What is needed is the number of lines below that contain the string "보강철근", with no other text.

Records excerpted from a collection
- - - - -
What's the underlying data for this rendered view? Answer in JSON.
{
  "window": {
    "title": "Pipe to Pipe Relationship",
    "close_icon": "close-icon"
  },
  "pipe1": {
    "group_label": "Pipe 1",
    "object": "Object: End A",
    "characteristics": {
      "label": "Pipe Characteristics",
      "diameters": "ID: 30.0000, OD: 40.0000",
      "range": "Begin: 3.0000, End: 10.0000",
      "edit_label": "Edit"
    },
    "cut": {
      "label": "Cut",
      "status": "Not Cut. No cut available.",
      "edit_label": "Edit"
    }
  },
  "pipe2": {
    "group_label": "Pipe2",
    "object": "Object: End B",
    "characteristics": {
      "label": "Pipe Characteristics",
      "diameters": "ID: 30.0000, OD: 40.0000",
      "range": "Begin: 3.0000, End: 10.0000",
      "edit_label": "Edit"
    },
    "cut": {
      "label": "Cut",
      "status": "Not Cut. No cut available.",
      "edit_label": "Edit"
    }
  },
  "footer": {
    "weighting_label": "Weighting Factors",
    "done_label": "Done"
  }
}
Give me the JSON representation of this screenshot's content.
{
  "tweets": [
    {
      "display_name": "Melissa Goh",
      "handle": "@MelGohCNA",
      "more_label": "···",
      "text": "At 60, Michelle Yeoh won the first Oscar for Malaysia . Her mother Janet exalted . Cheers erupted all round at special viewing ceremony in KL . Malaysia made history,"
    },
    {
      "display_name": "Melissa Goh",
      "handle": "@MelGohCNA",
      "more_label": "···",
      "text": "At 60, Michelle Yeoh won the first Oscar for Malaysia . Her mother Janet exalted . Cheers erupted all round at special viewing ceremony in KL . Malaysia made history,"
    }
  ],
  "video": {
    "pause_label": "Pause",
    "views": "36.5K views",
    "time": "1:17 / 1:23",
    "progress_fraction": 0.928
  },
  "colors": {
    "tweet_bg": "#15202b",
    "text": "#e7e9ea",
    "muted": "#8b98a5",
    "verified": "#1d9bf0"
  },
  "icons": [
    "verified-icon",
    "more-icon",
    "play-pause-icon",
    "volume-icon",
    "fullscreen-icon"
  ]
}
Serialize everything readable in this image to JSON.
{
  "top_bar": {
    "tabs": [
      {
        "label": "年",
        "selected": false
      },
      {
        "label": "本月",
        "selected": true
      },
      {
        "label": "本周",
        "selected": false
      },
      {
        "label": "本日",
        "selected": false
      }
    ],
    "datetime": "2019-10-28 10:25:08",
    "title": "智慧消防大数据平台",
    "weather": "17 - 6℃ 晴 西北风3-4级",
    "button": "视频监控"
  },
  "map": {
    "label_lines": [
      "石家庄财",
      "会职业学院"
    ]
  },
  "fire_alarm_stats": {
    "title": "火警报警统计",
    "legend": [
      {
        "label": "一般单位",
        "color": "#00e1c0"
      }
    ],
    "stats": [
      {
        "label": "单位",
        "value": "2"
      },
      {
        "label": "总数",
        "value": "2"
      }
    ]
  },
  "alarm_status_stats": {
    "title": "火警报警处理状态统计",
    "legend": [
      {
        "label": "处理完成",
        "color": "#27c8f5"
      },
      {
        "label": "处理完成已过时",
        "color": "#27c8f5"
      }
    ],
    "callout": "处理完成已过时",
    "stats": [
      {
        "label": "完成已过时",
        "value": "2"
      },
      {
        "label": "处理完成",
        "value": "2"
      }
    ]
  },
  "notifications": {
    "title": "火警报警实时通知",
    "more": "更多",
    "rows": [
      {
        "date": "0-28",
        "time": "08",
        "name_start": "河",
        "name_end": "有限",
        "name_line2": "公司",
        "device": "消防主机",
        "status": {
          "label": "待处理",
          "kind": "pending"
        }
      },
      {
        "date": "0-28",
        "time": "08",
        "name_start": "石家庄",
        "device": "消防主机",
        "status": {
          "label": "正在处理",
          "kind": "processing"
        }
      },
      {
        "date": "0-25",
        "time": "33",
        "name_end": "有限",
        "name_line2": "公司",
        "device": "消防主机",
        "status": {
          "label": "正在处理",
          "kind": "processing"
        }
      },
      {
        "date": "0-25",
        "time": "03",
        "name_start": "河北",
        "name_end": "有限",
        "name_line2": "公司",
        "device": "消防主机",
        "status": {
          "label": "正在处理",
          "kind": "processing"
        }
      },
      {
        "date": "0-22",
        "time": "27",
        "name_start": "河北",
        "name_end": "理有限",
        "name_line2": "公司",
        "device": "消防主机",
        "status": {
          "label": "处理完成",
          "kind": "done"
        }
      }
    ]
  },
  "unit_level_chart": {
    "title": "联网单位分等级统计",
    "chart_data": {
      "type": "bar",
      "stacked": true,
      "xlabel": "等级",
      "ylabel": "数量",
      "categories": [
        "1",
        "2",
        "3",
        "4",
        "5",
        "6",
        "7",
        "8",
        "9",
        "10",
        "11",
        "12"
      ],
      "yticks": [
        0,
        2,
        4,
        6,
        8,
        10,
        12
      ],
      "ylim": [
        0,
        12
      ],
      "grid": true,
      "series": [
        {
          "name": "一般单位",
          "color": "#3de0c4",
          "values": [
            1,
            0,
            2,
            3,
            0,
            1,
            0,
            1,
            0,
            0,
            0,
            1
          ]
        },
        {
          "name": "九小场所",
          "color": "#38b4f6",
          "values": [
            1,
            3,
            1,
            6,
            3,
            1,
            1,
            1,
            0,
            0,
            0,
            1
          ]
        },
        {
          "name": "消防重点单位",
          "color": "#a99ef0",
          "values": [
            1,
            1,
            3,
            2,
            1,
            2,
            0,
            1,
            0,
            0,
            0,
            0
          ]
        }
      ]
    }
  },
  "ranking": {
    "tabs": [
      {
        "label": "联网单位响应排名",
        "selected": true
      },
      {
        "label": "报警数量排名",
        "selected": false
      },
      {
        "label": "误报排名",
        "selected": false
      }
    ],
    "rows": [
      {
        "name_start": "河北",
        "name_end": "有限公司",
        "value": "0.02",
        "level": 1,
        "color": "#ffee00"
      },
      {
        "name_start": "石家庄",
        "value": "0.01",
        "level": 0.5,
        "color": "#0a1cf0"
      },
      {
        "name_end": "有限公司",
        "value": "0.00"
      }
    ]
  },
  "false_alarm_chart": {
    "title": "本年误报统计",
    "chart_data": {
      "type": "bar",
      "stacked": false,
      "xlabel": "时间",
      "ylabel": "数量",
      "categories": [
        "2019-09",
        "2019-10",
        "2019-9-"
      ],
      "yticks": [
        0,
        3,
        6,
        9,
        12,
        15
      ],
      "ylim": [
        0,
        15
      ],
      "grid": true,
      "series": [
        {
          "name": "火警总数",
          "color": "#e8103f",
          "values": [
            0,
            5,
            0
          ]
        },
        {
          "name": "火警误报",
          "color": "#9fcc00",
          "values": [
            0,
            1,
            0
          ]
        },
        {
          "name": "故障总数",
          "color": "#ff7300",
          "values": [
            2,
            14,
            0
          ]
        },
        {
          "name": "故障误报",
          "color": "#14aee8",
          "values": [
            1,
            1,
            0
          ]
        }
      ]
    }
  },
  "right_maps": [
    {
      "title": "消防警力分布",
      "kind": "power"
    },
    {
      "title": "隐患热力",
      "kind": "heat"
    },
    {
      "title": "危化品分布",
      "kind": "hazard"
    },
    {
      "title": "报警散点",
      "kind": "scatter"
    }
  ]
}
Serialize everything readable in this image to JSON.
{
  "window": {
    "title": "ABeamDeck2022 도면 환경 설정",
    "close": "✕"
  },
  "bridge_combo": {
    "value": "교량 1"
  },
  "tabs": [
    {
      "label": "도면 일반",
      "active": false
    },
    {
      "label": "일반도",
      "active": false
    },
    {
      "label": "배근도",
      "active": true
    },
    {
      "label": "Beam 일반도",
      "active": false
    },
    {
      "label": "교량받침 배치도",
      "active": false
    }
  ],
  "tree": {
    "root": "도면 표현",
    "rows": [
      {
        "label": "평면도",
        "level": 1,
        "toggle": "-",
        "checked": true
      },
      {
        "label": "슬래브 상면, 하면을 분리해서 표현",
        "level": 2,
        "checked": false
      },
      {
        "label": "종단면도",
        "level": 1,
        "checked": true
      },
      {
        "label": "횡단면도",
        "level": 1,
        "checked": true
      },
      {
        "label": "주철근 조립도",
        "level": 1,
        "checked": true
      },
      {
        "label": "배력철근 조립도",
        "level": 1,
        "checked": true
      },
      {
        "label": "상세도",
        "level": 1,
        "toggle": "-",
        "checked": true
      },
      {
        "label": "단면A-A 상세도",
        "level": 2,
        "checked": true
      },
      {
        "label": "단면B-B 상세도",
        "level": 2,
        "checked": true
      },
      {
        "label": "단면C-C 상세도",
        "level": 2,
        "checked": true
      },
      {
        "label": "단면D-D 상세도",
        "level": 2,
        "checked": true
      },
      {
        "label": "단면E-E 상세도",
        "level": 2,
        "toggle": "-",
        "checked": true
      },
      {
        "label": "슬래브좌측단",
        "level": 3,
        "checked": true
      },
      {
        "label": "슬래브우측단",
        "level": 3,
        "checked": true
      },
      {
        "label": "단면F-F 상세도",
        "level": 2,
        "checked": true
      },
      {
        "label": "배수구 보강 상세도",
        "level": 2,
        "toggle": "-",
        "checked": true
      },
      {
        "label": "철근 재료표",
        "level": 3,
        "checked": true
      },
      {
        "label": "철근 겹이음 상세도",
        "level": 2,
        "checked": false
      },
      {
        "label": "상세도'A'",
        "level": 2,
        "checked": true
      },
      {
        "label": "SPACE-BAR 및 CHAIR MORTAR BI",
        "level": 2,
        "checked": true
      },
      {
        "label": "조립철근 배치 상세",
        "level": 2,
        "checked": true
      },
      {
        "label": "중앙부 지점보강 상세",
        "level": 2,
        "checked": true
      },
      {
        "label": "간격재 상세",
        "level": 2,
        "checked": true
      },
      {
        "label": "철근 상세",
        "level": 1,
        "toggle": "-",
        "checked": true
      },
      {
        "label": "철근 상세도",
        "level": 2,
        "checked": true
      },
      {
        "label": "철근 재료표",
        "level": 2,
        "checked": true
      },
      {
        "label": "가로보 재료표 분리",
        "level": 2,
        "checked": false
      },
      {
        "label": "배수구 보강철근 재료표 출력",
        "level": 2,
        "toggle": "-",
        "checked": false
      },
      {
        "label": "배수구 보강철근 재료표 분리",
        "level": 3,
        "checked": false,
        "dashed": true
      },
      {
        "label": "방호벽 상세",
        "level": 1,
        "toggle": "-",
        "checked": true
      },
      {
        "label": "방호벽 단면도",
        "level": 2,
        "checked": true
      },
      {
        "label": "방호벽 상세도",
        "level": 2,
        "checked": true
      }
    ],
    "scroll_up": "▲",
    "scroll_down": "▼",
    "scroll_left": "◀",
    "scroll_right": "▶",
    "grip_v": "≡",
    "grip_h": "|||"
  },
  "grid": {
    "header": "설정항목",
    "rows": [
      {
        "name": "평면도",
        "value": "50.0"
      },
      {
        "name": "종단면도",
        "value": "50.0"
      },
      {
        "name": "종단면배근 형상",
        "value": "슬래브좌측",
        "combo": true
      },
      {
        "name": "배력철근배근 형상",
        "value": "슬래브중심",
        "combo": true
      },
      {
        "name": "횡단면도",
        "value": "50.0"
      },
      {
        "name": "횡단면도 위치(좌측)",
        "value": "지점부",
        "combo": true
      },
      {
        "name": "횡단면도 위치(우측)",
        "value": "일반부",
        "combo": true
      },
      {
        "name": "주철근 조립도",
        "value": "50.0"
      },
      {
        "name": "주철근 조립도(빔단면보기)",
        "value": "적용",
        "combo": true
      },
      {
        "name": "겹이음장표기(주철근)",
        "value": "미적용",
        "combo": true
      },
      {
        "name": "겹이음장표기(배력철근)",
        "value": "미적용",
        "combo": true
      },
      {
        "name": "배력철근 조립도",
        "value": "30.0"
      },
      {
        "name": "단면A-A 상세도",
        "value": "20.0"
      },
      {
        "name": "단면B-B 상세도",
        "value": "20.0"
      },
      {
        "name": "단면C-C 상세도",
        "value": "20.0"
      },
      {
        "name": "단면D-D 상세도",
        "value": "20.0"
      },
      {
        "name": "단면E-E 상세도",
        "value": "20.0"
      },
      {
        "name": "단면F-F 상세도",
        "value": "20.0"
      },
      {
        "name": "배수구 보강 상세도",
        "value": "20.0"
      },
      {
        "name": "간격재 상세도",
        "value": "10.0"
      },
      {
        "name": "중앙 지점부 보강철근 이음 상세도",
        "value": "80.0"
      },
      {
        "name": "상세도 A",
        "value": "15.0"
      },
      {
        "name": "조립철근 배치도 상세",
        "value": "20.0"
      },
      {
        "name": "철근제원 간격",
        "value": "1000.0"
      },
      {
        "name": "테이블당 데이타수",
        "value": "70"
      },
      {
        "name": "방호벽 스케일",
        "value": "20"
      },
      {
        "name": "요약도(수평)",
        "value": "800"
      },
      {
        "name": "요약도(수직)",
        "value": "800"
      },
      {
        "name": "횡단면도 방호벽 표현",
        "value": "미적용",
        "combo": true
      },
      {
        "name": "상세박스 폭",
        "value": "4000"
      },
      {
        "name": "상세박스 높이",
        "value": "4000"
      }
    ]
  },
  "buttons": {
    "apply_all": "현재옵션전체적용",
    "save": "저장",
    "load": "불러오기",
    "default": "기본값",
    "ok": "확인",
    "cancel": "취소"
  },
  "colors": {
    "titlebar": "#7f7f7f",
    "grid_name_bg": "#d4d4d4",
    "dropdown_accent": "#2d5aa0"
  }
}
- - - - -
Answer to the problem: 3